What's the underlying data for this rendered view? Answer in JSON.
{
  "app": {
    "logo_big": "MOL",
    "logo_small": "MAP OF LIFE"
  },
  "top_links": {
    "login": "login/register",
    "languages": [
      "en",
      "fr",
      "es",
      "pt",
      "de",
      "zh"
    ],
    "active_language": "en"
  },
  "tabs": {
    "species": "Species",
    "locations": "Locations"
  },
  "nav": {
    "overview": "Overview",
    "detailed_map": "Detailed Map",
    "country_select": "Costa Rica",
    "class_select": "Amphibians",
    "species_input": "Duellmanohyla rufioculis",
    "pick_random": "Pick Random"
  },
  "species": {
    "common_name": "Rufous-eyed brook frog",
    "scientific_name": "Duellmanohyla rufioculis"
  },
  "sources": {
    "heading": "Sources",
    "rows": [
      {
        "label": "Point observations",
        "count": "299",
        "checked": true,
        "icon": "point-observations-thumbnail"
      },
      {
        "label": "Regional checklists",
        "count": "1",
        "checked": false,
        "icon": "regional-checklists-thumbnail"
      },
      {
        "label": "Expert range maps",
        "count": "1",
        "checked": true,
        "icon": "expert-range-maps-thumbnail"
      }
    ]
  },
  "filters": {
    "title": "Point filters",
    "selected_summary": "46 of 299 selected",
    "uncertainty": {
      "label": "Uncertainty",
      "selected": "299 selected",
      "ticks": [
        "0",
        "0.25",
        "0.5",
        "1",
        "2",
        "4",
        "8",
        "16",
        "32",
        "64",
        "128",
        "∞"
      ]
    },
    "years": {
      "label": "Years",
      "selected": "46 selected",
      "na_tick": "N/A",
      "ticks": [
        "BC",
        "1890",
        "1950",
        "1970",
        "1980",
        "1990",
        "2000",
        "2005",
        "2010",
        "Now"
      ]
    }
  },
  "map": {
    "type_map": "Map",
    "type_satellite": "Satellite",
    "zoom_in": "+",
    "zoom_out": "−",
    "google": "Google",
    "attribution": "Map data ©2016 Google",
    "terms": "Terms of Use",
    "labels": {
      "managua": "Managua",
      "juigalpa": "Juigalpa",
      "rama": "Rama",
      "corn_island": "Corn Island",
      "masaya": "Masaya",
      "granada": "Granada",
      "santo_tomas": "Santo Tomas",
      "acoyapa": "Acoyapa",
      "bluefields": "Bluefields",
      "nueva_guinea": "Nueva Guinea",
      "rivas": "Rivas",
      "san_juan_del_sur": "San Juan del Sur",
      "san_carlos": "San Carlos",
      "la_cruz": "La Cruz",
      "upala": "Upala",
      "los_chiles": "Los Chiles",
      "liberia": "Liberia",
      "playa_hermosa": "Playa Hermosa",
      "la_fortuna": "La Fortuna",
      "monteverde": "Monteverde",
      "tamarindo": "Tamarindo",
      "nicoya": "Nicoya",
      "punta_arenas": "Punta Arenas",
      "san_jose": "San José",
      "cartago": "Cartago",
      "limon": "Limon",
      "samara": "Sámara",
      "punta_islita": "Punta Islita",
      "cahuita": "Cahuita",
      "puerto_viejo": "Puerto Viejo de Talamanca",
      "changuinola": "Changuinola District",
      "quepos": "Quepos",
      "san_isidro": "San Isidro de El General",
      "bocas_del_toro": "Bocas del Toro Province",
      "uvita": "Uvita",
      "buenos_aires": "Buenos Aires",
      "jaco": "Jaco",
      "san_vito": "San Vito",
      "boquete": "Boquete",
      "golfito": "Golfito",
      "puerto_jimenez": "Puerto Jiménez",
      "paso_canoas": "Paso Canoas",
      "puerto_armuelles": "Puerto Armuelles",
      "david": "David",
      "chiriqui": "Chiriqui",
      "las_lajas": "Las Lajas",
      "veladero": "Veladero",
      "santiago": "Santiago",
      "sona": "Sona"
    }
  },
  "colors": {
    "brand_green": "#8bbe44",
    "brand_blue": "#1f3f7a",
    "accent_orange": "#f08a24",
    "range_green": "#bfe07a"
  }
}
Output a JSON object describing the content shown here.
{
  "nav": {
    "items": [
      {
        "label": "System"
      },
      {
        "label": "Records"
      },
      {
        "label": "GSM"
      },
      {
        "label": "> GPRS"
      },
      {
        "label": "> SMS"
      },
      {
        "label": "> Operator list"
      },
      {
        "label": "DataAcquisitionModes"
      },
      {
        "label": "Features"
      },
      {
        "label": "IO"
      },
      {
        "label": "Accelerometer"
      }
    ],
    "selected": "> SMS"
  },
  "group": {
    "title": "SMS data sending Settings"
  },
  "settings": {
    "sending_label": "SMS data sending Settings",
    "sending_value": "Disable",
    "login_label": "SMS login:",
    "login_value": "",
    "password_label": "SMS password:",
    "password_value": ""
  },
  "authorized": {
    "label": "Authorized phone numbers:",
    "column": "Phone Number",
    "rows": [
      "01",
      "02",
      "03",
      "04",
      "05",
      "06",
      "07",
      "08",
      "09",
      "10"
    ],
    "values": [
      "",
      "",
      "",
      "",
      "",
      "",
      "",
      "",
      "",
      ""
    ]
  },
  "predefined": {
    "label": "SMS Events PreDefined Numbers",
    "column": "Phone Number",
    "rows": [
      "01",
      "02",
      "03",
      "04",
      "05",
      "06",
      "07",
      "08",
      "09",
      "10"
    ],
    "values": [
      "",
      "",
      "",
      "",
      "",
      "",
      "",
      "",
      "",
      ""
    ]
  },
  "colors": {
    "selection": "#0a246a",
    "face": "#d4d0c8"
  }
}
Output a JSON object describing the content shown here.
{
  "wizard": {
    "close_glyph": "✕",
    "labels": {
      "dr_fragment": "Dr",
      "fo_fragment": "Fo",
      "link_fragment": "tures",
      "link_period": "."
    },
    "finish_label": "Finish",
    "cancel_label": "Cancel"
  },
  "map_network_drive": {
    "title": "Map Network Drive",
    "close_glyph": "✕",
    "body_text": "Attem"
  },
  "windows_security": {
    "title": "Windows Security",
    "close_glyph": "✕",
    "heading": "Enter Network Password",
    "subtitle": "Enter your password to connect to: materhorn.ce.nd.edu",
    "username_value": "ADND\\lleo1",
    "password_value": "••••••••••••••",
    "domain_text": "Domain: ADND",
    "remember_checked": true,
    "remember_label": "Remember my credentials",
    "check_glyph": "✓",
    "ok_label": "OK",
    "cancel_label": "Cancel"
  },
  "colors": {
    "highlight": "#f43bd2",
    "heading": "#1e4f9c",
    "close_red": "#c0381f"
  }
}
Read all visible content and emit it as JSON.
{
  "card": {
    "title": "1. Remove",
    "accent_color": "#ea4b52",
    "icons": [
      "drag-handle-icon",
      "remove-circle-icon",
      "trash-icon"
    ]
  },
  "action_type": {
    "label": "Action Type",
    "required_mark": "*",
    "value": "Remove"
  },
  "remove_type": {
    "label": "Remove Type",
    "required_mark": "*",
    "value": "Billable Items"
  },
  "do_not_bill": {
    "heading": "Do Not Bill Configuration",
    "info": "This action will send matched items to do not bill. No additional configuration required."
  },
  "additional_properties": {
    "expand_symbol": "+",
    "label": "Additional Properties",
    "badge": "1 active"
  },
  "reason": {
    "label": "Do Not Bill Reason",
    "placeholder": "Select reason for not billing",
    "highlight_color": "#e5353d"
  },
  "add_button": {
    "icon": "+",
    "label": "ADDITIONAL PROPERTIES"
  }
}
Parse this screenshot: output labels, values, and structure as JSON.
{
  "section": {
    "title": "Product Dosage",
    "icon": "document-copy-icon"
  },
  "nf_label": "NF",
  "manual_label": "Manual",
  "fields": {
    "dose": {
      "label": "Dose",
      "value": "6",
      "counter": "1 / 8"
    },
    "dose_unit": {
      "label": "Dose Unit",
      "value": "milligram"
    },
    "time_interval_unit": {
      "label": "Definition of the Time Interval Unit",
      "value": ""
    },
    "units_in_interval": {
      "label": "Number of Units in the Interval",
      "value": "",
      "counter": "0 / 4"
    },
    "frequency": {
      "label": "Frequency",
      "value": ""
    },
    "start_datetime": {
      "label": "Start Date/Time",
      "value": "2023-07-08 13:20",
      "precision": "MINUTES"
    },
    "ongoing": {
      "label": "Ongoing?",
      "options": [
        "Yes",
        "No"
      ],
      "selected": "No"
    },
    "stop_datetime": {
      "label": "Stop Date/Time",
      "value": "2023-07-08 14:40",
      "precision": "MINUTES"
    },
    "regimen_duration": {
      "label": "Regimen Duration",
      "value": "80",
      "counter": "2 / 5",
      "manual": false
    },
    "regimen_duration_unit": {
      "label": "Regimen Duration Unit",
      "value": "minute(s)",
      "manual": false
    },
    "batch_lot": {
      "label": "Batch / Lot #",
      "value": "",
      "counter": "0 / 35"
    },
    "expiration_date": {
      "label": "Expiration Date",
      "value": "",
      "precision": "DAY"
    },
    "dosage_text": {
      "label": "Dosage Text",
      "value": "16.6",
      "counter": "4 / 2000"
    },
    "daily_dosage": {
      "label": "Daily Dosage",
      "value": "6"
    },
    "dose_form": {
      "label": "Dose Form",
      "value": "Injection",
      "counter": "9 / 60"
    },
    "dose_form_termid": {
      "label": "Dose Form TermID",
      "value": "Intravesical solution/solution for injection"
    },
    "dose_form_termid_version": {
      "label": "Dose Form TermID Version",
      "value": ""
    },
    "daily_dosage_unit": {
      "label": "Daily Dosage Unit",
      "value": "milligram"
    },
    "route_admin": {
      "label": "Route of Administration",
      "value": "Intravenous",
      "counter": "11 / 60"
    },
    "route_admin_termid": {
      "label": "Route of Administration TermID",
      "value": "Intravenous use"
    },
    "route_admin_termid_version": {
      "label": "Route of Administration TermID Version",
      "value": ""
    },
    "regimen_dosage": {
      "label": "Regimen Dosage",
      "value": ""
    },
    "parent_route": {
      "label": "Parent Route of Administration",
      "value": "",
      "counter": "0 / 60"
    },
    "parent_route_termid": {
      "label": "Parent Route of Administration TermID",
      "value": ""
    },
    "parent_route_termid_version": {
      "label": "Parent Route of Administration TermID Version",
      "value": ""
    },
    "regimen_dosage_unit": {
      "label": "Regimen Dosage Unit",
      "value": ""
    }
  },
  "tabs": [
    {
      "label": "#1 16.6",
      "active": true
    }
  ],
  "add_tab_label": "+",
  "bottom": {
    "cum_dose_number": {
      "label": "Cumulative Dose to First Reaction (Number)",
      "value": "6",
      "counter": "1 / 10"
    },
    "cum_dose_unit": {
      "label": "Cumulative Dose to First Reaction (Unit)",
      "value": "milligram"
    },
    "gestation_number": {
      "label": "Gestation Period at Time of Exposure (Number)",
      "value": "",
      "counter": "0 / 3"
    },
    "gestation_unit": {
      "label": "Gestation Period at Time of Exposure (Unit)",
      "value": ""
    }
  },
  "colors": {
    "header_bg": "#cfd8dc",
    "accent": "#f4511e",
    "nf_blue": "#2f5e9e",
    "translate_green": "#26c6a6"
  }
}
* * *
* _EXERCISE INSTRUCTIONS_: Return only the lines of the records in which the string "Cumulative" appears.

* _SOLUTION FOR THIS EXERCISE_:
      "label": "Cumulative Dose to First Reaction (Number)",
      "label": "Cumulative Dose to First Reaction (Unit)",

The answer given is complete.